To our disappointment, when we used ykpersonalize and yubikey-personalization-gui we would get an error that the firmware of the YubiKey was unknown…
At the time, the installation packages from the official Ubuntu repositories had version 3.1.24 for the application version and 1.18.0 for the library version.

We noticed that on the YubiKey Personalization Tools page there were newer versions of both the application and the library. Specifically at the time the Application version was 3.1.26 and the Library Version was 1.19.0. Since both were newer than the versions in the repositories we decided to build them and see if they work right with our YubiKeys.

The instructions in the respective installers, were not 100% complete and the installations failed by blindly following them. To actually make the installations work, we installed the following dependencies and tools before compiling:

sudo apt update -y;
sudo apt upgrade -y;
sudo apt install build-essential -y;
sudo apt-get install pkg-config git autoconf libtool asciidoc-base -y;

After installing the above packages the rest of the installation went smoothly.

Installing the command line tools and the library

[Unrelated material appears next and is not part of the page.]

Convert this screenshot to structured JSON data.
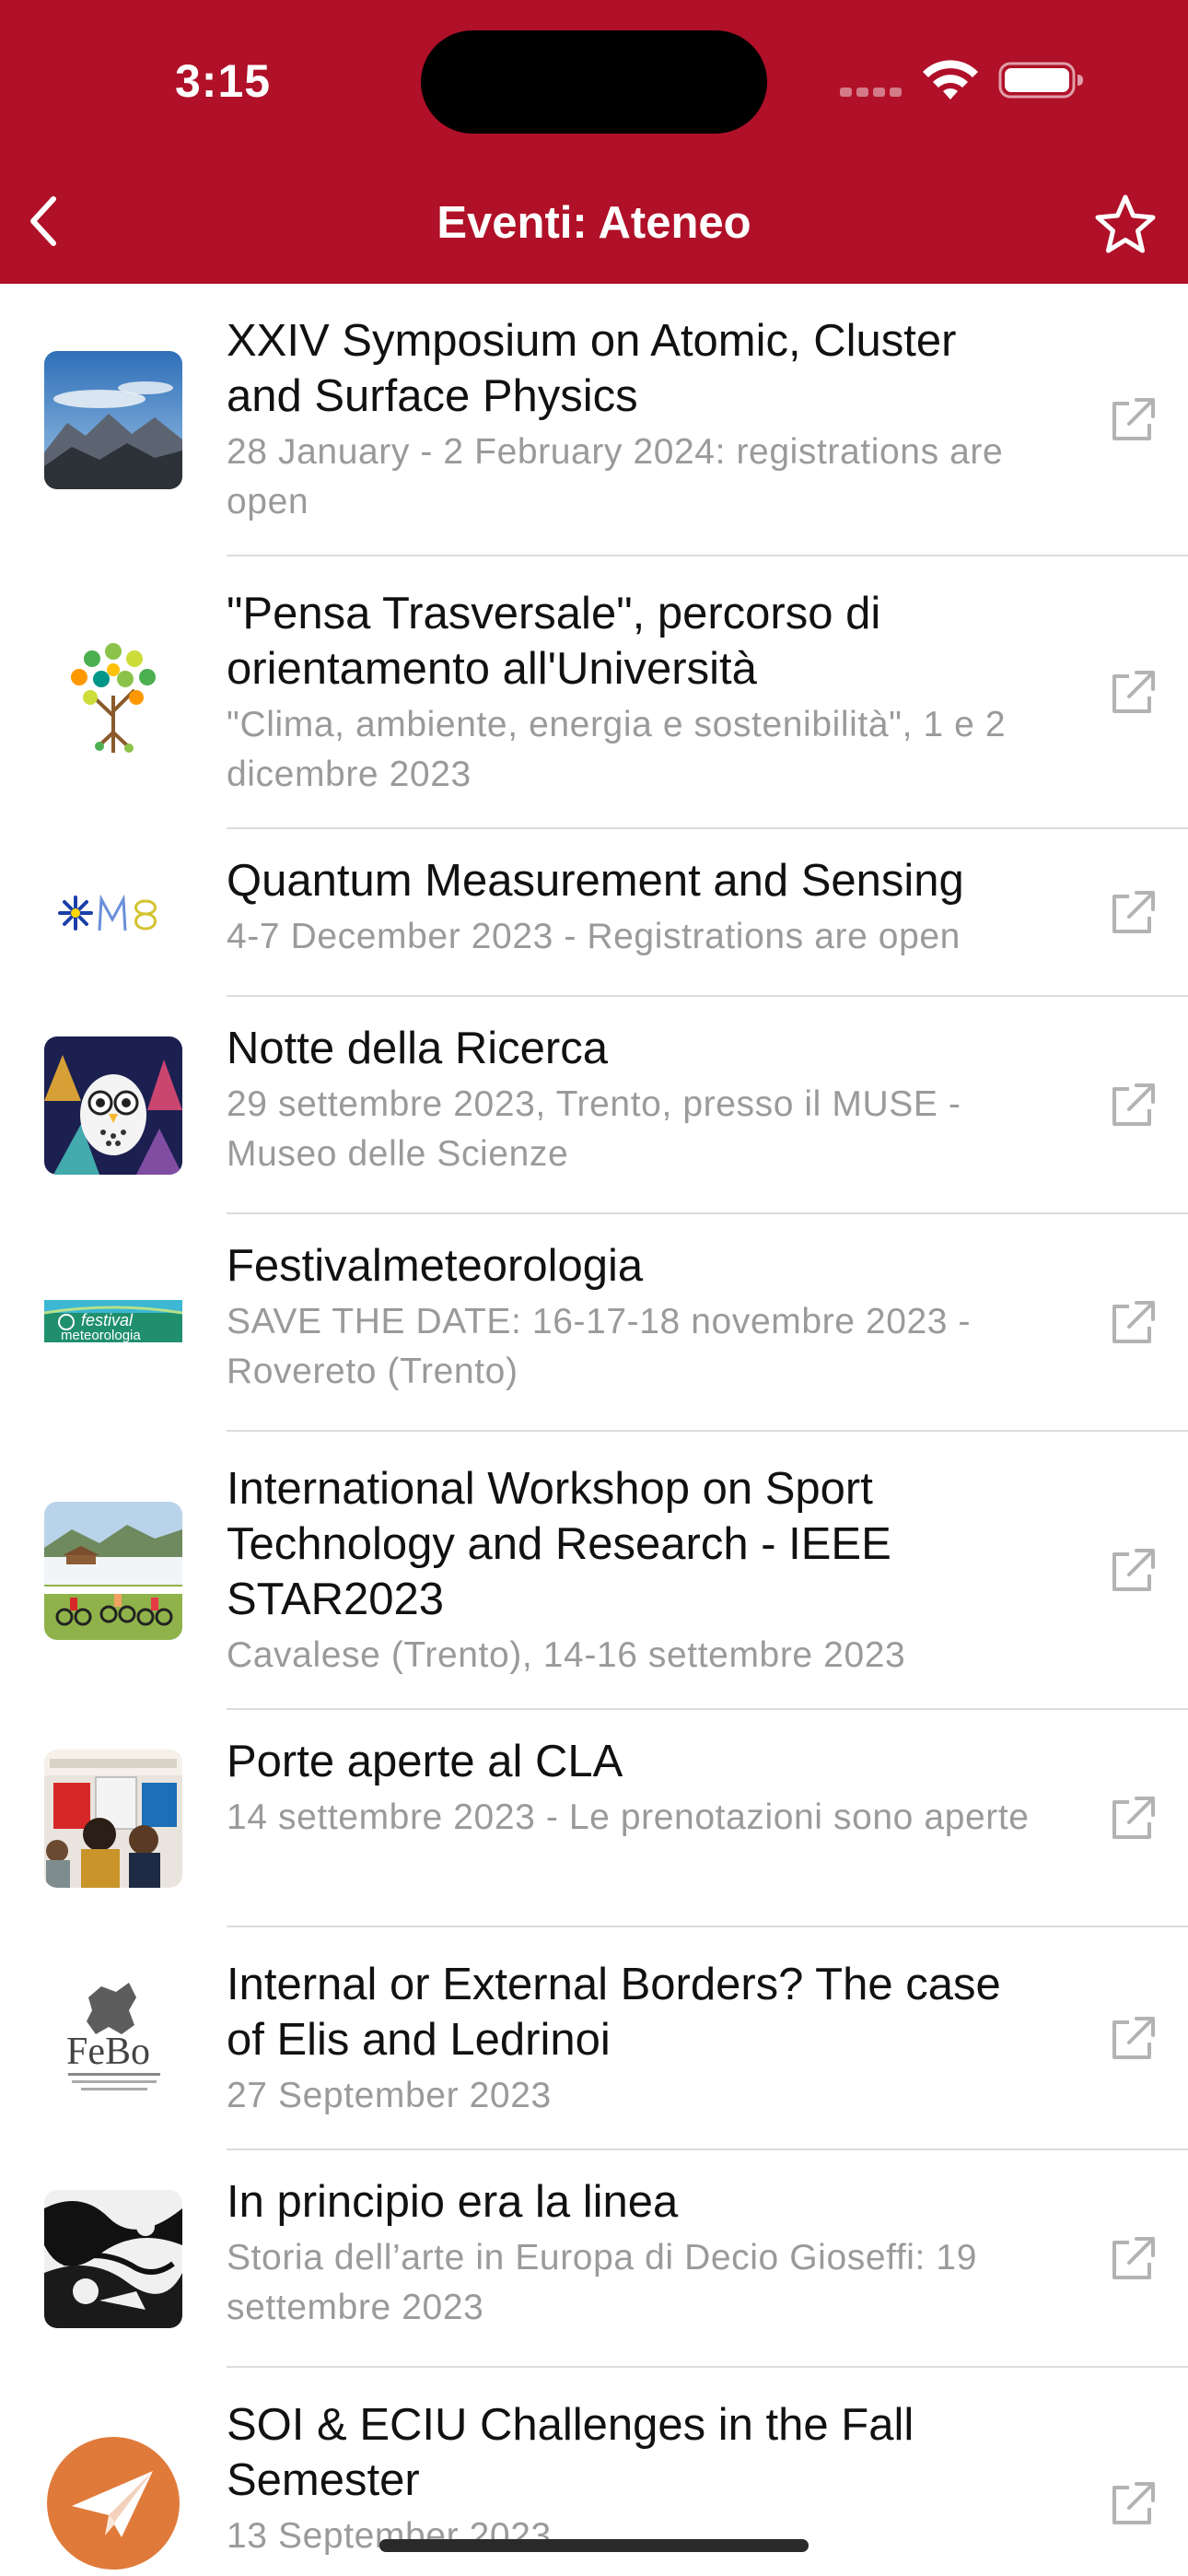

cd ~; # or any other folder of your choice
sudo apt-get install libykpers-1-dev libyubikey-dev libusb-1.0-0-dev libjson-c-dev -y;
git clone https://github.com/Yubico/yubikey-personalization.git;
cd yubikey-personalization;
autoreconf --install;
./configure;
sudo make check install;

Installing the Qt based Cross-Platform YubiKey Personalization Tool

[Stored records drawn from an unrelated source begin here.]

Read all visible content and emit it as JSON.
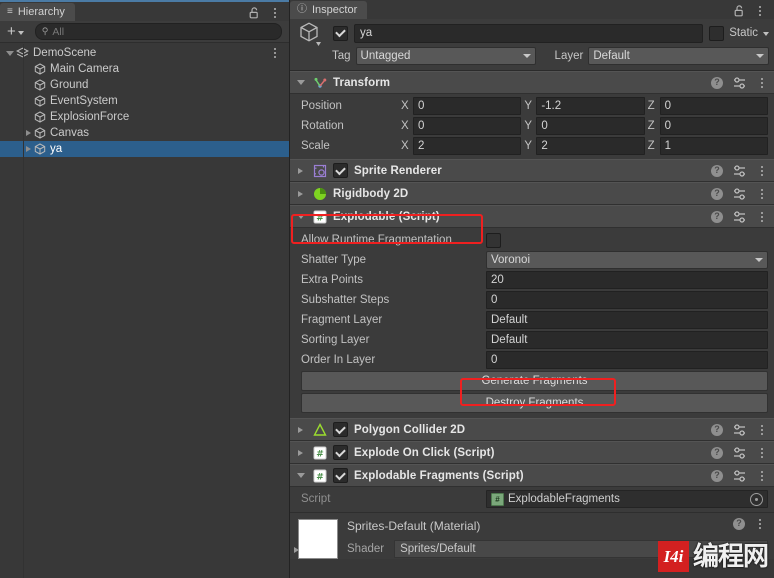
{
  "hierarchy": {
    "tab_label": "Hierarchy",
    "tab_icon": "hierarchy-icon",
    "lock_icon": "lock-open-icon",
    "menu_icon": "kebab-menu-icon",
    "add_label": "+",
    "search_placeholder": "All",
    "search_icon": "search-icon",
    "items": [
      {
        "label": "DemoScene",
        "depth": 0,
        "type": "scene",
        "expanded": true,
        "has_arrow": true,
        "selected": false,
        "has_menu": true
      },
      {
        "label": "Main Camera",
        "depth": 1,
        "type": "gameobject",
        "expanded": false,
        "has_arrow": false,
        "selected": false,
        "has_menu": false
      },
      {
        "label": "Ground",
        "depth": 1,
        "type": "gameobject",
        "expanded": false,
        "has_arrow": false,
        "selected": false,
        "has_menu": false
      },
      {
        "label": "EventSystem",
        "depth": 1,
        "type": "gameobject",
        "expanded": false,
        "has_arrow": false,
        "selected": false,
        "has_menu": false
      },
      {
        "label": "ExplosionForce",
        "depth": 1,
        "type": "gameobject",
        "expanded": false,
        "has_arrow": false,
        "selected": false,
        "has_menu": false
      },
      {
        "label": "Canvas",
        "depth": 1,
        "type": "gameobject",
        "expanded": false,
        "has_arrow": true,
        "selected": false,
        "has_menu": false
      },
      {
        "label": "ya",
        "depth": 1,
        "type": "gameobject",
        "expanded": false,
        "has_arrow": true,
        "selected": true,
        "has_menu": false
      }
    ]
  },
  "inspector": {
    "tab_label": "Inspector",
    "tab_icon": "info-icon",
    "lock_icon": "lock-open-icon",
    "menu_icon": "kebab-menu-icon",
    "object": {
      "enabled": true,
      "name": "ya",
      "static_label": "Static",
      "static_checked": false,
      "tag_label": "Tag",
      "tag_value": "Untagged",
      "layer_label": "Layer",
      "layer_value": "Default"
    },
    "transform": {
      "title": "Transform",
      "expanded": true,
      "rows": [
        {
          "label": "Position",
          "x": "0",
          "y": "-1.2",
          "z": "0"
        },
        {
          "label": "Rotation",
          "x": "0",
          "y": "0",
          "z": "0"
        },
        {
          "label": "Scale",
          "x": "2",
          "y": "2",
          "z": "1"
        }
      ],
      "axis_labels": [
        "X",
        "Y",
        "Z"
      ]
    },
    "components": [
      {
        "title": "Sprite Renderer",
        "icon": "sprite-renderer-icon",
        "has_checkbox": true,
        "checked": true,
        "expanded": false,
        "highlighted": false
      },
      {
        "title": "Rigidbody 2D",
        "icon": "rigidbody2d-icon",
        "has_checkbox": false,
        "checked": false,
        "expanded": false,
        "highlighted": false
      },
      {
        "title": "Explodable (Script)",
        "icon": "script-icon",
        "has_checkbox": false,
        "checked": false,
        "expanded": true,
        "highlighted": true
      },
      {
        "title": "Polygon Collider 2D",
        "icon": "polygon-collider-icon",
        "has_checkbox": true,
        "checked": true,
        "expanded": false,
        "highlighted": false
      },
      {
        "title": "Explode On Click (Script)",
        "icon": "script-icon",
        "has_checkbox": true,
        "checked": true,
        "expanded": false,
        "highlighted": false
      },
      {
        "title": "Explodable Fragments (Script)",
        "icon": "script-icon",
        "has_checkbox": true,
        "checked": true,
        "expanded": true,
        "highlighted": false
      }
    ],
    "explodable": {
      "allow_runtime_label": "Allow Runtime Fragmentation",
      "allow_runtime_checked": false,
      "shatter_type_label": "Shatter Type",
      "shatter_type_value": "Voronoi",
      "extra_points_label": "Extra Points",
      "extra_points_value": "20",
      "subshatter_label": "Subshatter Steps",
      "subshatter_value": "0",
      "fragment_layer_label": "Fragment Layer",
      "fragment_layer_value": "Default",
      "sorting_layer_label": "Sorting Layer",
      "sorting_layer_value": "Default",
      "order_in_layer_label": "Order In Layer",
      "order_in_layer_value": "0",
      "generate_button": "Generate Fragments",
      "destroy_button": "Destroy Fragments"
    },
    "explodable_fragments": {
      "script_label": "Script",
      "script_value": "ExplodableFragments",
      "selector_icon": "object-picker-icon"
    },
    "material": {
      "title": "Sprites-Default (Material)",
      "shader_label": "Shader",
      "shader_value": "Sprites/Default",
      "help_icon": "help-icon",
      "menu_icon": "kebab-menu-icon"
    },
    "row_icons": {
      "help": "help-icon",
      "preset": "preset-icon",
      "menu": "kebab-menu-icon"
    }
  },
  "annotations": {
    "highlight_color": "#ef2020",
    "boxes": [
      {
        "name": "explodable-script-highlight",
        "label": "Explodable (Script)"
      },
      {
        "name": "generate-fragments-highlight",
        "label": "Generate Fragments"
      }
    ]
  },
  "watermark": {
    "logo_text": "I4i",
    "text": "编程网"
  },
  "colors": {
    "panel_bg": "#383838",
    "component_header": "#4a4a4a",
    "field_bg": "#2a2a2a",
    "selection_blue": "#2c5f8c",
    "accent_red": "#ef2020"
  }
}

cd ~; # or any other folder of your choice
sudo apt-get install qt4-qmake libqt4-dev -y;
git clone https://github.com/Yubico/yubikey-personalization-gui.git;
cd yubikey-personalization-gui;
qmake && make;

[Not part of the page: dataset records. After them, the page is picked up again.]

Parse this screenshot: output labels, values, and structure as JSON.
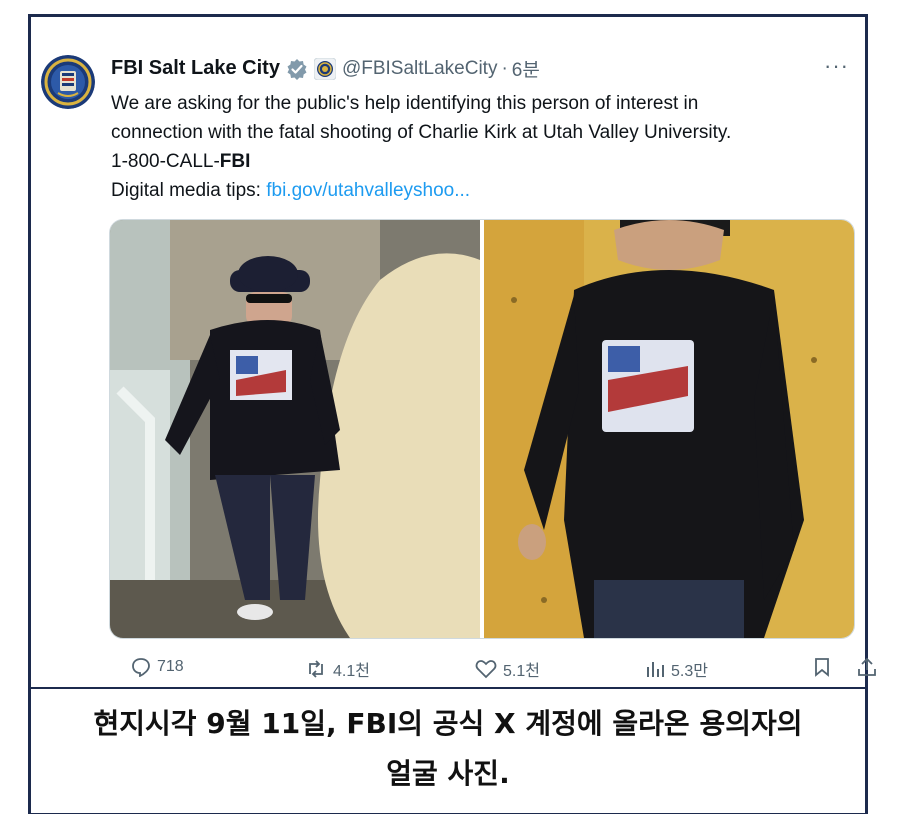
{
  "tweet": {
    "display_name": "FBI Salt Lake City",
    "handle": "@FBISaltLakeCity",
    "separator": "·",
    "time": "6분",
    "more": "···",
    "text_line1": "We are asking for the public's help identifying this person of interest in",
    "text_line2": "connection with the fatal shooting of Charlie Kirk at Utah Valley University.",
    "phone_prefix": "1-800-CALL-",
    "phone_bold": "FBI",
    "tips_label": "Digital media tips: ",
    "tips_link": "fbi.gov/utahvalleyshoo...",
    "colors": {
      "link": "#1d9bf0",
      "muted": "#536471",
      "verified": "#829aab",
      "frame": "#1c2a4d"
    }
  },
  "actions": {
    "replies": "718",
    "reposts": "4.1천",
    "likes": "5.1천",
    "views": "5.3만"
  },
  "caption": {
    "line1": "현지시각 9월 11일, FBI의 공식 X 계정에 올라온 용의자의",
    "line2": "얼굴 사진."
  }
}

Assigning auto-increment IDs to empty fields in a KML/XML file

Recently we were processing some KML files using OpenLayers and at some point we realised that some place-marks were not appearing on the map. After inspecting the debug console and the files more carefully we understood that OpenLayers did not like empty placemark IDs.

To mitigate the problem we wrote the following AWK script that will go over all lines in the KML/XML file, find the empty id fields (id="") and assign them with an auto-increment value. A note here, initially we just replaced all empty IDs with the same value but it seems that OpenLayers does not treat kindly conflicts on IDs and thus we had to go with an auto-increment solution.

# Assigning auto-increment IDs to the placemarkers as openlayers does not show conflicting-ID elements.
awk -i inplace '{
  for(x=1;x<=NF;x++) {
    if($x~/id=""/) {
      sub(/id=""/,"id=\"" (++i) "\"")
    }
  }
}1' "$output_path/$file_name";

Side notes

In case you already have some IDs defined, you would have to make your code a bit more complex… You would first need to find all filled IDs and then you would have two options:

  • empty them and execute the above script
  • or register them and make sure the script does not create conflicting IDs either by starting the variable i from a number greater than the biggest registered ID or making it even harder by filling in the gaps between the already registered IDs..